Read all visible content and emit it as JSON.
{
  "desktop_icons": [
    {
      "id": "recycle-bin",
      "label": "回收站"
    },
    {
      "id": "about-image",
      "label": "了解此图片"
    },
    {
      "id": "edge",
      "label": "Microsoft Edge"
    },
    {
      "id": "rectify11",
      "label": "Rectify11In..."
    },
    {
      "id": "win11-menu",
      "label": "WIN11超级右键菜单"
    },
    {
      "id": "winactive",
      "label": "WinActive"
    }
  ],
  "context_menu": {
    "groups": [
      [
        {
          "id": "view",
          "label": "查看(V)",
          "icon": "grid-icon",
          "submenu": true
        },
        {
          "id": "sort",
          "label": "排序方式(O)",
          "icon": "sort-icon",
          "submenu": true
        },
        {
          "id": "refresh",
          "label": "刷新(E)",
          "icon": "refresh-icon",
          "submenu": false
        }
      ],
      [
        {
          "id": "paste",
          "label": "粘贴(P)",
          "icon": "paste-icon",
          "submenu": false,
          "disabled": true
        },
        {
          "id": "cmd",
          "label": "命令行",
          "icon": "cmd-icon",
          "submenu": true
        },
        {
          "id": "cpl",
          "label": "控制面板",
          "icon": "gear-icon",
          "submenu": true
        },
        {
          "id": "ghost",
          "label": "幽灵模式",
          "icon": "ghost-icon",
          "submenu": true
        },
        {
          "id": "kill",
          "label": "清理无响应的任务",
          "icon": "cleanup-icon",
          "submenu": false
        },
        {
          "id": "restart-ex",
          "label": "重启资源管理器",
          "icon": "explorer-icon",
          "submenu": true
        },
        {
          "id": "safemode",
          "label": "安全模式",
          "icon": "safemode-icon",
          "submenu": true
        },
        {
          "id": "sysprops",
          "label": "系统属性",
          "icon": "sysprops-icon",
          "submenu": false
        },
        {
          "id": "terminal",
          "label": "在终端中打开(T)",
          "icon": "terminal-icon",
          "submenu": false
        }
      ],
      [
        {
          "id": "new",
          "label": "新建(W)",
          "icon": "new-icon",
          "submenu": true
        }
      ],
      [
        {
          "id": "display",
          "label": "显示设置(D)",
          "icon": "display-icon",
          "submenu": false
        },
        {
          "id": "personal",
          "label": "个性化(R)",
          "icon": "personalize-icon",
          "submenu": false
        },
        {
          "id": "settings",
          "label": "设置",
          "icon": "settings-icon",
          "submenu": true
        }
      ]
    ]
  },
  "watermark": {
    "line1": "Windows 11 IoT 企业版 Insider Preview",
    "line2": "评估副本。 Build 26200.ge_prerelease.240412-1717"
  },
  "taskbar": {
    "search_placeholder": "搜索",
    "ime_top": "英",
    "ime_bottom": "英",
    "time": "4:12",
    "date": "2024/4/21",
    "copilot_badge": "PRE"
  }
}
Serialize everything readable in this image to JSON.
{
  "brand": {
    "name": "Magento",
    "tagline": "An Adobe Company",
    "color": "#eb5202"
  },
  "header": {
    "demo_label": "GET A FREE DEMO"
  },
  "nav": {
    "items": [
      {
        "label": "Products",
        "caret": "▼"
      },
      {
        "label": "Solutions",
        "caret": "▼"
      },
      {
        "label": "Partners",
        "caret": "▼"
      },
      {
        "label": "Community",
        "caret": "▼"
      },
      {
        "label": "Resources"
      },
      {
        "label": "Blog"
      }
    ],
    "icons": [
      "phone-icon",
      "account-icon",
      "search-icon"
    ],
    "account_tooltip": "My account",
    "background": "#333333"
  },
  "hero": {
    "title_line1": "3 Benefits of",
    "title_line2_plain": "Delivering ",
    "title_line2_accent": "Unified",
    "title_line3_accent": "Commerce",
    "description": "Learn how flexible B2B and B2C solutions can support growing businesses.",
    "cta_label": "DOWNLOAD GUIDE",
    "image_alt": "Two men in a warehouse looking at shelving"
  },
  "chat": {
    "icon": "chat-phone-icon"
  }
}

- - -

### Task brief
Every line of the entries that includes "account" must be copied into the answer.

### Response to this task
      "account-icon",
    "account_tooltip": "My account",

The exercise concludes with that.